In a statement made public yesterday, U.S. District Judge Thomas Ellis III declared that the case special counsel Robert Mueller has brought against former Trump campaign manager Paul Manafort looks strong. The judge also imposed house arrest on him because he has the money, motive, and connections to flee the country. As a consequence, he must wear two ankle bracelets because two judges have put him under house arrest and the D.C system and Virginia system don't talk to each other. Manafort is allowed to leave his Alexandria condo only for medical appointments, court appearances, and discussions with his attorneys.
Each of the nine counts Manafort has been charged with carries a maximum sentence of 30 years, so theoretically Manafort could get 270 years in prison on the Virginia charges of bank fraud, plus another 8 on tax evasion, along with roughly 27 years on the D.C. charges of failing to register as a foreign agent and conspiracy. However, he could also get zero years, even if he is found guilty of everything, because all the charges so far are federal and the president has the power to pardon anyone accused of crimes against the United States. Manafort may well be holding out for a pardon. Should Virginia AG Mark Herring indict him, however, then a presidential pardon wouldn't be available. Meanwhile, we are waiting for our staff actuary to get back to us, but we believe that Manafort would not be expected to live long enough to finish his term if he gets the max. Even if he got time off for good behavior, and had to serve only 152-1/2 years. (V)
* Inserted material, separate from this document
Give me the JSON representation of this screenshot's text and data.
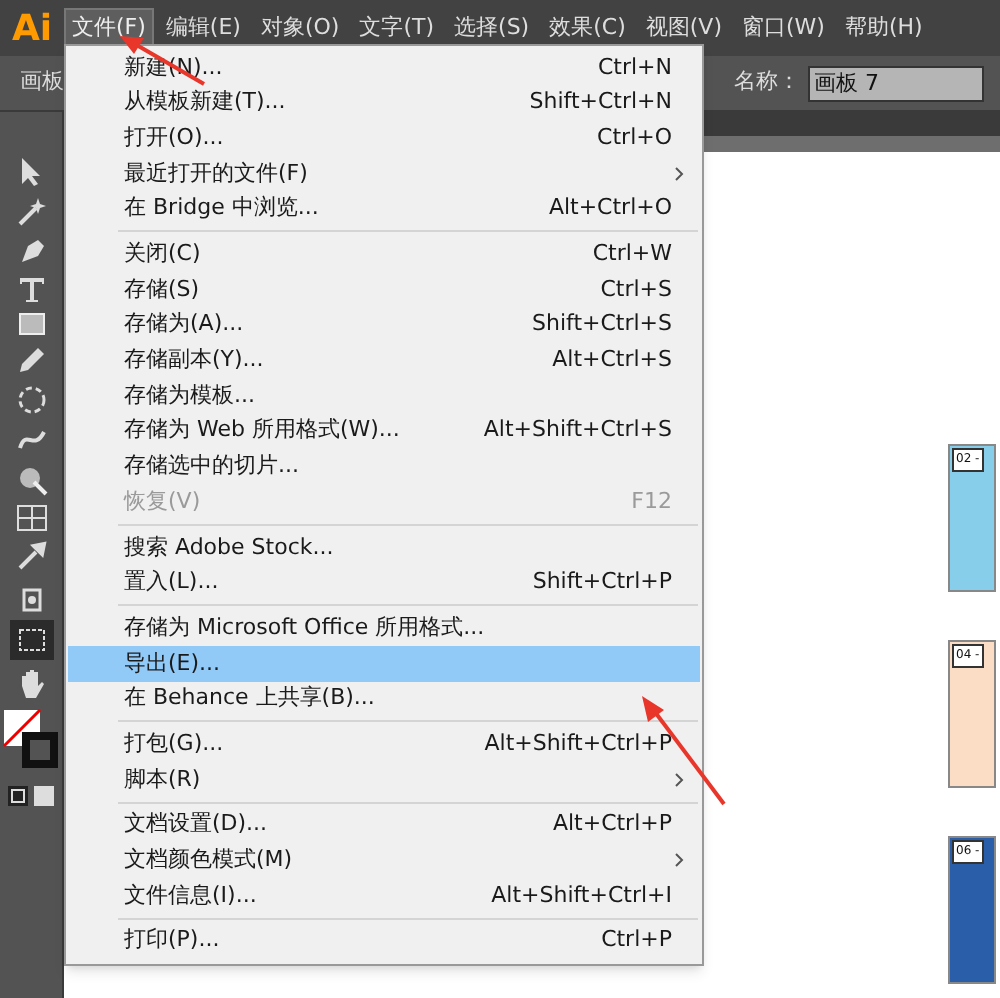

On Monday, the "House Intelligence Committee" (really just the Republicans on the committee) declared that their investigation into Russiagate was over. They released a one-page document summarizing their findings, and said that a fuller report was coming in April. The most contentious and dubious part of the statement was an assertion that Vladmir Putin was not attempting to help Donald Trump in any way while meddling in the 2016 election.
Democrats were outraged by these developments, both the decision to prematurely (in their view) close the investigation, and the conclusions contained within the report. Now, as it turns out, at least two GOP members of the committee were none too happy, either. On Tuesday, Rep. Trey Gowdy (R-SC) said that the evidence gathered by the committee demonstrated that Putin was, "motivated in whole or in part by a desire to harm [Hillary Clinton's] candidacy or undermine her Presidency had she prevailed." He observed that in a two-person race, harming one candidate is de facto the same as helping the other.
Meanwhile, Rep. Tom Rooney (R-FL) didn't necessarily agree with Gowdy on the Putin-Trump point, but what he did say was arguably even more damning. Speaking to CNN, he opined that:
We have gone completely off the rails, and now we're basically a political forum for people to leak information to drive the day's news. We have lost all credibility and we're going to issue probably two different reports, unfortunately. So in that regard, that's why I called for the investigation to end.
And actually, to be 100% precise, Rooney did acknowledge that Putin tried to hurt Clinton, but he believes the Russian President also tried to hurt Trump, such that the two things canceled each other out.
Where does this leave us, then? Well, there are certainly going to be two reports from the Committee, one with a red cover and one with a blue cover. Donald Trump will continue to claim vindication, and those who want badly to believe that narrative will choose to do so. Anyone else, however, will have a hard time taking anything the Committee says seriously, given what its own members—from both sides of the aisle—are saying about its lack of credibility and its partisanship. (Z)